What you think your supervisors do and the duties listed in their job descriptions may bear little resemblance to how they really spend their time.
Forget what the job description in the human resources folder says -- do you know what manufacturing supervisors really do on the job?
ACT does. ACT Inc. is a not-for-profit company best known for the ACT college entrance examination. The company's Workforce Development Division focuses on work/job transitions and provides services and research in areas of interest to manufacturing and service companies. Over the past several years the company has amassed thousands of job-task and foundational skill analyses from companies across the United States. In the process of gathering these data, job incumbents, the individuals actually doing the work, describe the specific tasks they do and rate the tasks for importance and the relative amount of time spent doing them. This gives ACT's industrial and organizational psychologists information to assess how critical a given task is for the specific job under study.
A recent study focusing on manufacturing supervisors revealed some surprises.
A portion of ACT's JobPro database of job information focused on manufacturing supervisory jobs was examined to better understand the supervisor's tasks. Results on jobs from 98 manufacturing companies were analyzed, yielding a total of 4,768 tasks (many of which were overlapping from company to company), to determine what supervisors actually do on the job. So, what do they do?
Oliver W. Cummings, assistant vice president, Workforce Development Division, ACT Inc.
The 98 manufacturing companies analyzed for this study included comparable numbers of jobs in heavy manufacturing (31 jobs), light manufacturing (27 jobs) and process manufacturing (37 jobs). We were surprised to find that except for a slight difference in computer usage -- somewhat higher for process manufacturing -- there were no significant differences in supervisor on-the-job task categories for heavy versus light versus process manufacturing. This finding may have implications for the transferability of foundational supervisory skills from one manufacturing setting to another.
ACT researchers identified 12 major categories of tasks that manufacturing supervisors perform. According to those who are employed as manufacturing supervisors, the task categories below are listed in rank order by the frequency of their occurrence across jobs and tasks.

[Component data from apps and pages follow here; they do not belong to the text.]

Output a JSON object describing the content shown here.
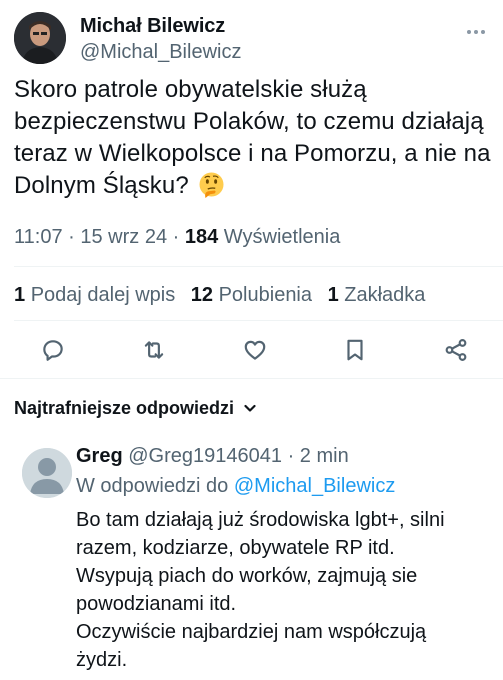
{
  "tweet": {
    "author_name": "Michał Bilewicz",
    "author_handle": "@Michal_Bilewicz",
    "text": "Skoro patrole obywatelskie służą bezpieczenstwu Polaków, to czemu działają teraz w Wielkopolsce i na Pomorzu, a nie na Dolnym Śląsku?",
    "emoji": "thinking-face-emoji",
    "time": "11:07",
    "date": "15 wrz 24",
    "views_count": "184",
    "views_label": "Wyświetlenia"
  },
  "stats": {
    "reposts_count": "1",
    "reposts_label": "Podaj dalej wpis",
    "likes_count": "12",
    "likes_label": "Polubienia",
    "bookmarks_count": "1",
    "bookmarks_label": "Zakładka"
  },
  "actions": [
    "reply-icon",
    "repost-icon",
    "like-icon",
    "bookmark-icon",
    "share-icon"
  ],
  "replies_sort": {
    "label": "Najtrafniejsze odpowiedzi"
  },
  "reply": {
    "name": "Greg",
    "handle": "@Greg19146041",
    "time": "2 min",
    "replying_to_prefix": "W odpowiedzi do",
    "replying_to_handle": "@Michal_Bilewicz",
    "lines": [
      "Bo tam działają już środowiska lgbt+, silni",
      "razem, kodziarze, obywatele RP itd.",
      "Wsypują piach do worków, zajmują sie",
      "powodzianami itd.",
      "Oczywiście najbardziej nam współczują",
      "żydzi."
    ]
  },
  "colors": {
    "text": "#0f1419",
    "secondary": "#536471",
    "link": "#1d9bf0",
    "divider": "#eff3f4"
  }
}
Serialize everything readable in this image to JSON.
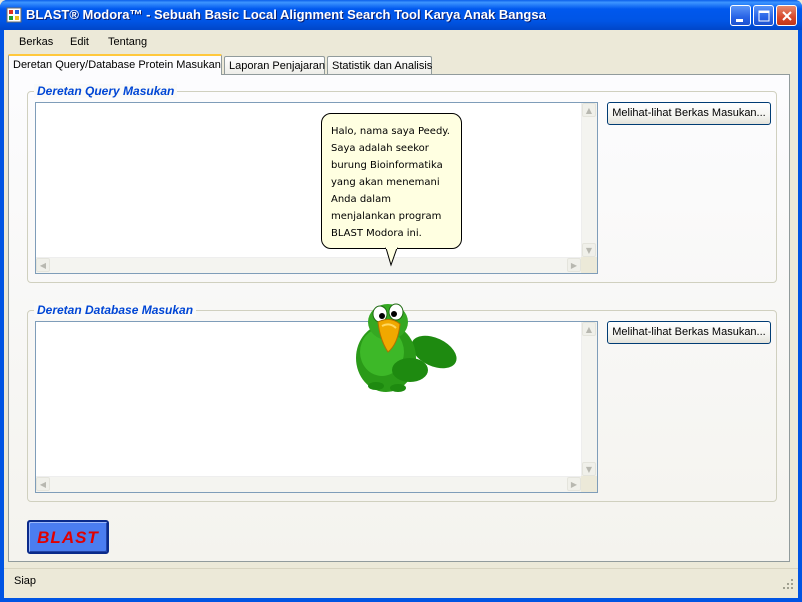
{
  "window": {
    "title": "BLAST® Modora™ - Sebuah Basic Local Alignment Search Tool Karya Anak Bangsa",
    "controls": [
      "minimize-icon",
      "maximize-icon",
      "close-icon"
    ]
  },
  "menu": {
    "items": [
      "Berkas",
      "Edit",
      "Tentang"
    ]
  },
  "tabs": [
    {
      "label": "Deretan Query/Database Protein Masukan",
      "active": true
    },
    {
      "label": "Laporan Penjajaran",
      "active": false
    },
    {
      "label": "Statistik dan Analisis",
      "active": false
    }
  ],
  "query_group": {
    "title": "Deretan Query Masukan",
    "value": "",
    "browse_label": "Melihat-lihat Berkas Masukan..."
  },
  "database_group": {
    "title": "Deretan Database Masukan",
    "value": "",
    "browse_label": "Melihat-lihat Berkas Masukan..."
  },
  "assistant": {
    "balloon_lines": [
      "Halo, nama saya Peedy.",
      "Saya adalah seekor",
      "burung Bioinformatika",
      "yang akan menemani",
      "Anda dalam",
      "menjalankan program",
      "BLAST Modora ini."
    ],
    "character": "parrot-icon"
  },
  "action": {
    "blast_label": "BLAST"
  },
  "status": {
    "text": "Siap"
  },
  "colors": {
    "titlebar": "#0054E3",
    "group_title": "#0046D5",
    "blast_button": "#4B7DF0",
    "blast_text": "#E00000",
    "balloon": "#FFFFE1"
  }
}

They spend significant time monitoring 1) to ensure safety; 2) to ensure product quality; and 3) to evaluate and improve work processes.
In close concert with their monitoring roles, supervisors also spend time "being the expert," 4) mastering and maintaining specialized tools required for the job; and 5) troubleshooting machine and work environment issues and resolving problems.
Supervisors also manage production 6) by receiving direction and orders from management or customers; 7) preparing detailed work assignments; and 8) managing production levels to meet goals.
So, that's eight of the 12 critical tasks -- three-quarters of the way through the list. Have you noticed the missing element? We were surprised to see no mention to this point of the interpersonal relationships associated with the management of people. Remember, this list of tasks came directly from the job incumbents -- those actually performing the tasks each day.
The last four task categories do reflect the interpersonal side of managing people and relationships. These range from handling relationships with employees 9) through using good communication skills and team development and 10) providing feedback, coaching and training for those they supervise; to managing other relationships 11) through using good management communication skills and providing timely management reporting; and 12) building solid rapport and relationships with internal and external customers.
Foundational Skills for Success
If those are the critical tasks, what are the foundational skills that supervisors must have in order to position themselves for success on the job?
The same incumbent workers that identified their job tasks identified four foundational skill sets essential to successful performance as a manufacturing supervisor: locating and using information, reading for information, applied mathematics and workplace observation.
So, if you wonder what your supervisors are doing, it is a good bet that the best of them bring a well-developed foundational skill set to the job and are focused on the 12 categories of tasks outlined above, day in and day out.
Oliver W. Cummings, an assistant vice president in the Workforce Development Division at ACT Inc., is responsible for ongoing development of the company's WorkKeys System of job analysis and foundational skills assessment. In March 2009 the National Association of Manufacturers announced the National Career Readiness Certificate issued by ACT and based on WorkKeys assessments will form the foundation level for the NAM-endorsed Manufacturing Skills Certification System. Read more about it at http://www.nam.org/NewsFromtheNAM/Press%20Releases/HRP/SkillsCertificationSystem.aspx.
Go to http://www.act.org/workkeys/index.html to learn more about ACT's workforce-related services and products.